I finished Summer Sieges.  Edited it.  Corrected it. (If you found any errors, please tell me!) Uploaded it.

I made that deadline.

Deadline: Accomplishing the Dream

Since August 2015, using the Seven Lessons of Think like a Pro, I have published these:

Summer Sieges / Edie Roones: drastically revised manuscript / 2015

October:  A Game of Secrets / M.A. Lee: revised manuscript / 2015 

November:  A Game of Spies / M.A. Lee: revised then finished manuscript / 2015 

December:  A Game of Hearts / M.A. Lee: new manuscript / 2015 (my third favorite book, thus far) 

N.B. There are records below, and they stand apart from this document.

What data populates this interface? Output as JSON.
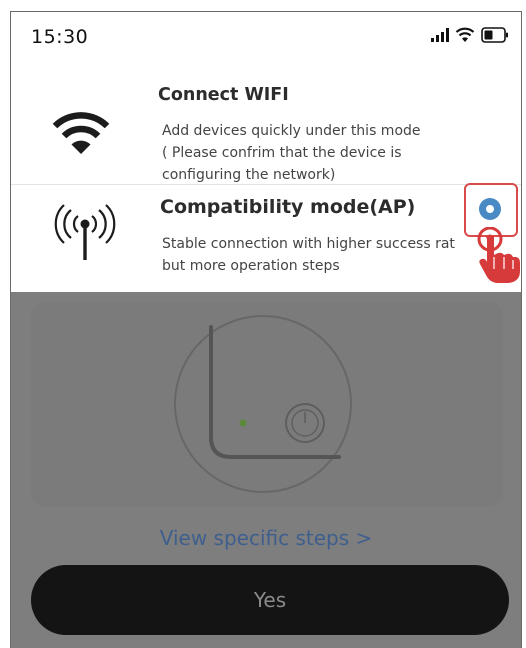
{
  "status_bar": {
    "time": "15:30",
    "icons": [
      "signal-icon",
      "wifi-status-icon",
      "battery-icon"
    ]
  },
  "modes": [
    {
      "title": "Connect WIFI",
      "description_lines": [
        "Add devices quickly under this mode",
        "( Please confrim that the device is",
        "configuring the network)"
      ],
      "icon": "wifi-icon",
      "selected": false
    },
    {
      "title": "Compatibility mode(AP)",
      "description_lines": [
        "Stable connection with higher success rat",
        "but more operation steps"
      ],
      "icon": "antenna-icon",
      "selected": true
    }
  ],
  "view_steps_link": "View specific steps >",
  "confirm_button": "Yes",
  "colors": {
    "radio_selected": "#4a8ac4",
    "highlight": "#d94a4a",
    "link": "#3e5f8e",
    "dim_overlay": "#7e7e7e",
    "button_bg": "#141414"
  }
}
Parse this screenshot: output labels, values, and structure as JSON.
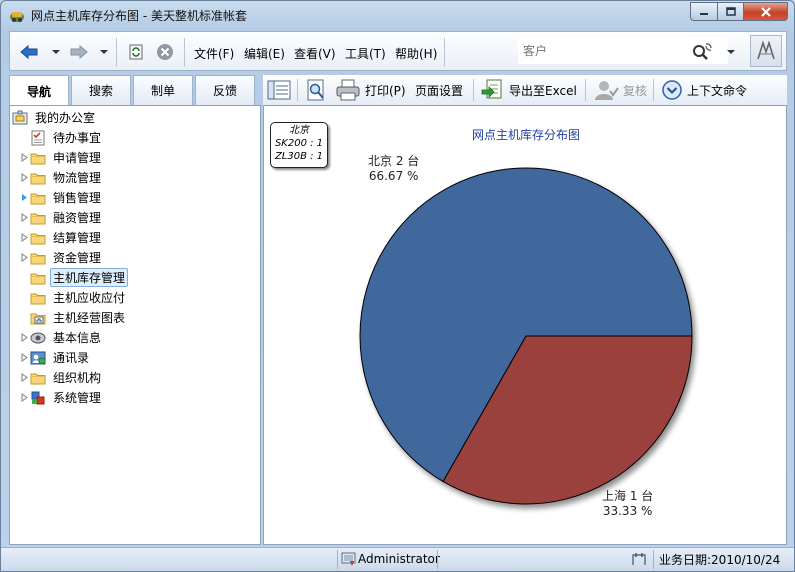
{
  "window": {
    "title": "网点主机库存分布图 - 美天整机标准帐套"
  },
  "menu": {
    "file": "文件(F)",
    "edit": "编辑(E)",
    "view": "查看(V)",
    "tools": "工具(T)",
    "help": "帮助(H)"
  },
  "search": {
    "placeholder": "客户"
  },
  "tabs": [
    "导航",
    "搜索",
    "制单",
    "反馈"
  ],
  "active_tab": "导航",
  "toolbar": {
    "print": "打印(P)",
    "page_setup": "页面设置",
    "export_excel": "导出至Excel",
    "review": "复核",
    "context_commands": "上下文命令"
  },
  "nav_tree": {
    "root": "我的办公室",
    "items": [
      {
        "label": "待办事宜",
        "icon": "todo-icon"
      },
      {
        "label": "申请管理",
        "icon": "folder-icon"
      },
      {
        "label": "物流管理",
        "icon": "folder-icon"
      },
      {
        "label": "销售管理",
        "icon": "folder-icon"
      },
      {
        "label": "融资管理",
        "icon": "folder-icon"
      },
      {
        "label": "结算管理",
        "icon": "folder-icon"
      },
      {
        "label": "资金管理",
        "icon": "folder-icon"
      },
      {
        "label": "主机库存管理",
        "icon": "folder-icon"
      },
      {
        "label": "主机应收应付",
        "icon": "folder-icon"
      },
      {
        "label": "主机经营图表",
        "icon": "report-icon"
      },
      {
        "label": "基本信息",
        "icon": "info-icon"
      },
      {
        "label": "通讯录",
        "icon": "contacts-icon"
      },
      {
        "label": "组织机构",
        "icon": "folder-icon"
      },
      {
        "label": "系统管理",
        "icon": "settings-icon"
      }
    ]
  },
  "legend": {
    "title": "北京",
    "lines": [
      "SK200 : 1",
      "ZL30B : 1"
    ]
  },
  "chart_data": {
    "type": "pie",
    "title": "网点主机库存分布图",
    "slices": [
      {
        "name": "北京",
        "value": 2,
        "unit": "台",
        "label": "北京 2 台",
        "percent_label": "66.67 %",
        "color": "#3f679c"
      },
      {
        "name": "上海",
        "value": 1,
        "unit": "台",
        "label": "上海 1 台",
        "percent_label": "33.33 %",
        "color": "#9a3f3c"
      }
    ]
  },
  "status": {
    "user": "Administrator",
    "business_date": "业务日期:2010/10/24"
  },
  "colors": {
    "chart_title": "#1f3fa8",
    "beijing_slice": "#3f679c",
    "shanghai_slice": "#9a3f3c"
  }
}
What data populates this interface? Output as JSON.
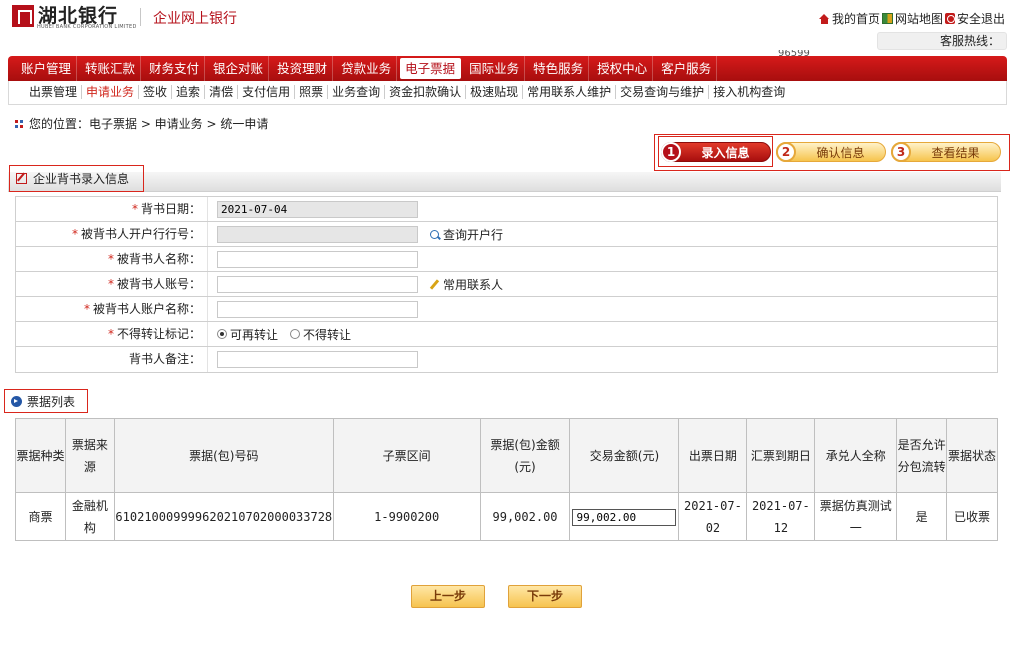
{
  "header": {
    "bank_name": "湖北银行",
    "bank_name_en": "HUBEI BANK CORPORATION LIMITED",
    "product_title": "企业网上银行",
    "links": {
      "home": "我的首页",
      "sitemap": "网站地图",
      "logout": "安全退出"
    },
    "hotline_label": "客服热线：",
    "hotline_number_partial": "96599"
  },
  "nav": {
    "items": [
      "账户管理",
      "转账汇款",
      "财务支付",
      "银企对账",
      "投资理财",
      "贷款业务",
      "电子票据",
      "国际业务",
      "特色服务",
      "授权中心",
      "客户服务"
    ],
    "active": "电子票据"
  },
  "subnav": {
    "items": [
      "出票管理",
      "申请业务",
      "签收",
      "追索",
      "清偿",
      "支付信用",
      "照票",
      "业务查询",
      "资金扣款确认",
      "极速贴现",
      "常用联系人维护",
      "交易查询与维护",
      "接入机构查询"
    ],
    "active": "申请业务"
  },
  "breadcrumb": {
    "text": "您的位置：电子票据 > 申请业务 > 统一申请"
  },
  "steps": [
    {
      "num": "1",
      "label": "录入信息",
      "state": "active"
    },
    {
      "num": "2",
      "label": "确认信息",
      "state": "pending"
    },
    {
      "num": "3",
      "label": "查看结果",
      "state": "pending"
    }
  ],
  "section": {
    "title": "企业背书录入信息"
  },
  "form": {
    "endorse_date": {
      "label": "背书日期：",
      "value": "2021-07-04"
    },
    "bank_no": {
      "label": "被背书人开户行行号：",
      "value": "",
      "action": "查询开户行"
    },
    "name": {
      "label": "被背书人名称：",
      "value": ""
    },
    "account": {
      "label": "被背书人账号：",
      "value": "",
      "action": "常用联系人"
    },
    "account_name": {
      "label": "被背书人账户名称：",
      "value": ""
    },
    "transfer_flag": {
      "label": "不得转让标记：",
      "option_on": "可再转让",
      "option_off": "不得转让"
    },
    "remark": {
      "label": "背书人备注：",
      "value": ""
    },
    "required_mark": "*"
  },
  "list": {
    "title": "票据列表",
    "columns": [
      "票据种类",
      "票据来源",
      "票据(包)号码",
      "子票区间",
      "票据(包)金额(元)",
      "交易金额(元)",
      "出票日期",
      "汇票到期日",
      "承兑人全称",
      "是否允许分包流转",
      "票据状态"
    ],
    "rows": [
      {
        "kind": "商票",
        "source": "金融机构",
        "number": "610210009999620210702000033728",
        "range": "1-9900200",
        "amount": "99,002.00",
        "trade_amount": "99,002.00",
        "issue_date": "2021-07-02",
        "due_date": "2021-07-12",
        "acceptor": "票据仿真测试一",
        "split": "是",
        "status": "已收票"
      }
    ]
  },
  "buttons": {
    "prev": "上一步",
    "next": "下一步"
  },
  "colors": {
    "brand_red": "#b5101a",
    "accent_orange": "#f6c34f",
    "required_red": "#d0261c"
  }
}
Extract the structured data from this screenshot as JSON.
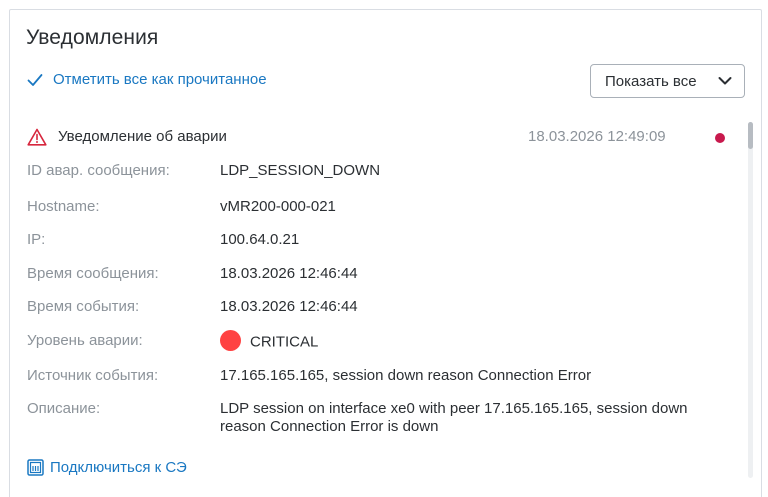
{
  "panel": {
    "title": "Уведомления",
    "mark_all_read": "Отметить все как прочитанное",
    "show_filter": "Показать все"
  },
  "notification": {
    "title": "Уведомление об аварии",
    "timestamp": "18.03.2026 12:49:09",
    "unread": true,
    "fields": [
      {
        "label": "ID авар. сообщения:",
        "value": "LDP_SESSION_DOWN"
      },
      {
        "label": "Hostname:",
        "value": "vMR200-000-021"
      },
      {
        "label": "IP:",
        "value": "100.64.0.21"
      },
      {
        "label": "Время сообщения:",
        "value": "18.03.2026 12:46:44"
      },
      {
        "label": "Время события:",
        "value": "18.03.2026 12:46:44"
      },
      {
        "label": "Уровень аварии:",
        "value": "CRITICAL"
      },
      {
        "label": "Источник события:",
        "value": "17.165.165.165, session down reason Connection Error"
      },
      {
        "label": "Описание:",
        "value": "LDP session on interface xe0 with peer 17.165.165.165, session down reason Connection Error is down"
      }
    ],
    "connect_link": "Подключиться к СЭ"
  },
  "colors": {
    "accent": "#1a78c2",
    "critical": "#ff4242",
    "unread_dot": "#c8194d",
    "warning_icon": "#d7263d"
  },
  "icons": {
    "mark_all": "check-icon",
    "filter": "chevron-down-icon",
    "alarm": "warning-triangle-icon",
    "connect": "terminal-icon"
  }
}
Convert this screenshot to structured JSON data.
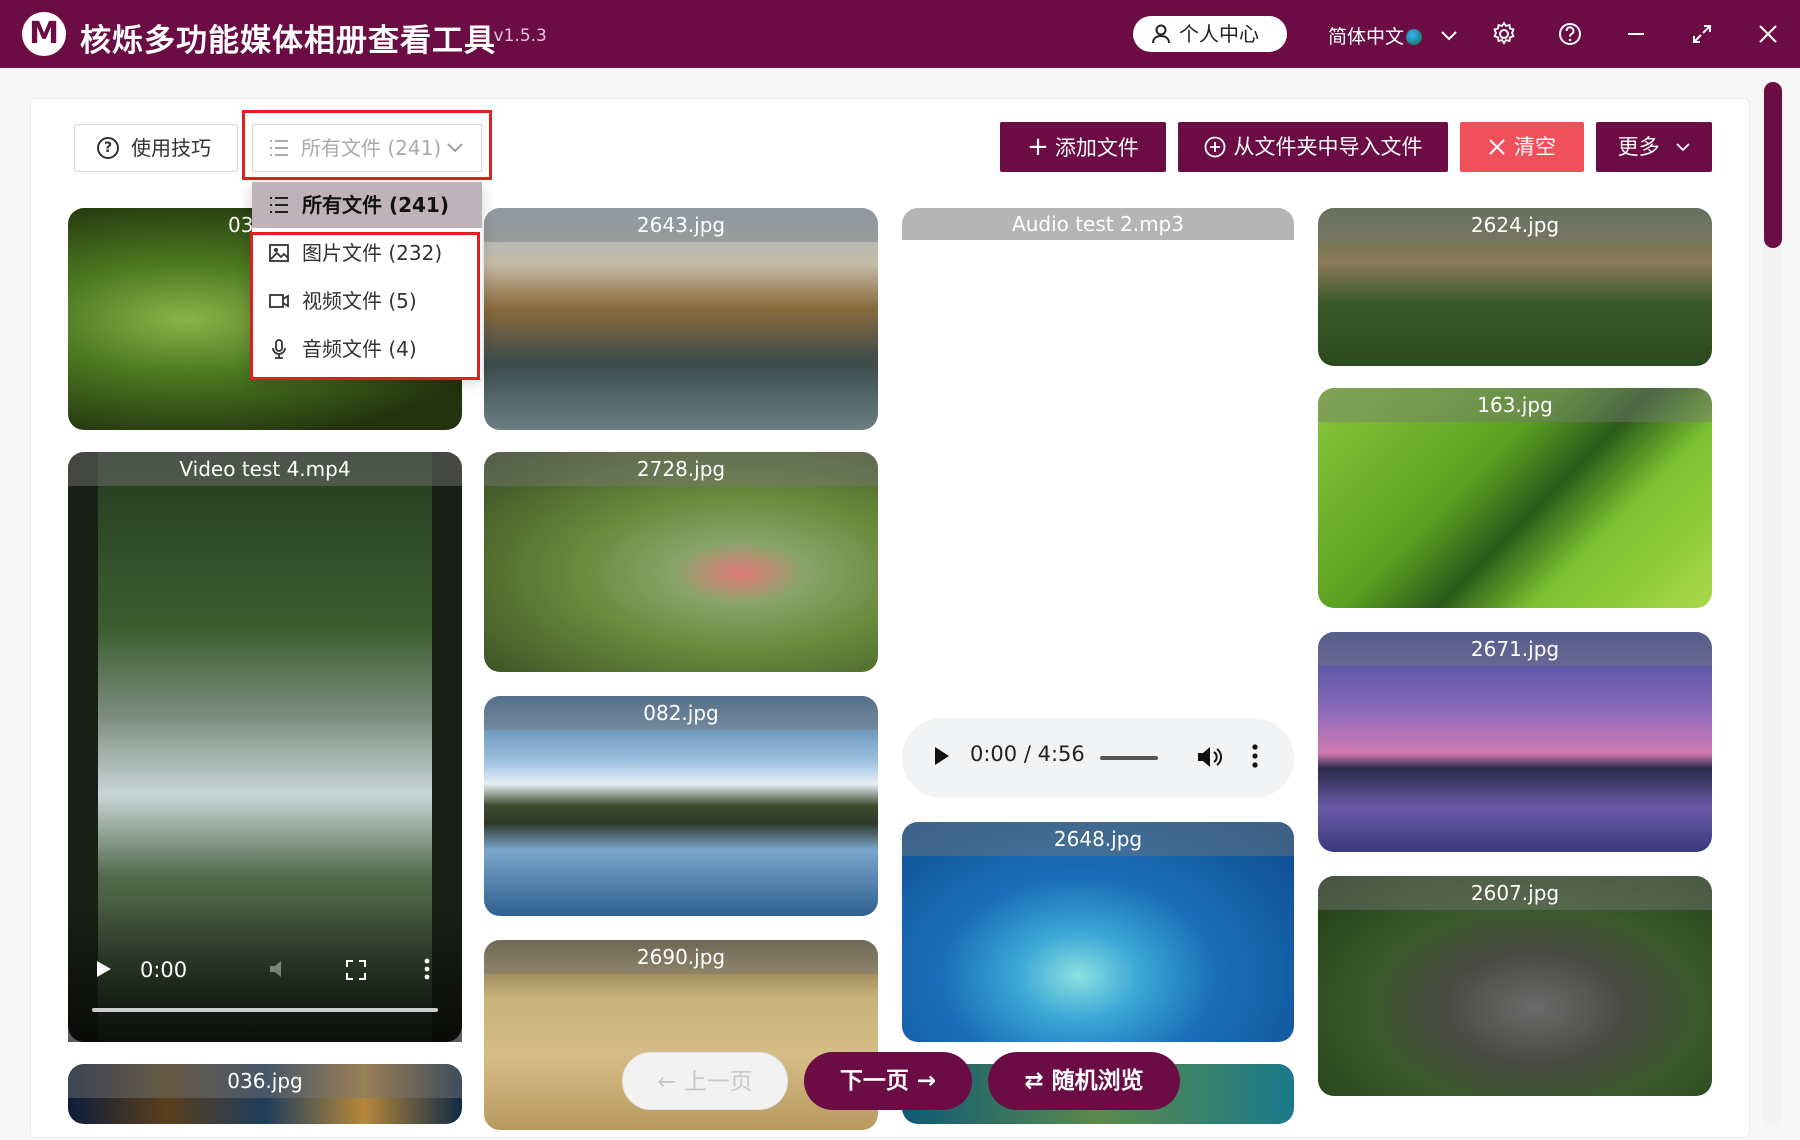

“A Matter of Trust” / Edie Roones: previously published short story / my first ever published work / 2016

Digging into Death / M.A. Lee: revised manuscript / 2016 (my second favorite book, thus far)

Autumn Spells / Edie Roones: drastically revised manuscript:  began life as The Tower of Lannoge, became Green Wielder then Green Magic, White Sword. / the first book I ever completed / 2016

January:  The Dangers of Secrets / M.A. Lee: new manuscript / 2017 (my most favorite book, thus far)

February:  The Dangers for Spies / M.A. Lee: new manuscript / 2017  

March:  The Dangers to Hearts / M.A. Lee: new manuscript / 2017 

Weave a Wizardry Web / Remi Black (a new pseudonym for a different fantasy genre): a drastically revised manuscript / 2017

Dream a Deadly Dream / Remi Black: revised manuscript (fourth favorite)

Christmas with Death / M.A. Lee: new manuscript / 2017

The Key to Secrets / M.A. Lee: new manuscript / 2018 (I had fun writing this one: 5th fav)

I’m currently working on another extremely drastic revision:  Winter Sorcery / Edie Roones followed by Sing a Graveyard Song / Remi Black then the next M.A. Lee / The Key for Spies.

With more ideas and revisions still to come.

Deadline’s First Step: Decide your Dream

Whatever you want to do, the first thing you have to do is Decide what you WANT.

What is the dream you can reach out and almost, almost grasp?

How badly do you want it?

When are you going to take hold of that dream and start turning it into reality?

Do you know what you need to do once you have hold of that dream?

Should writing be your dream, then the Seven Lessons of Think like a Pro will surely help you.

~~ M.A. Lee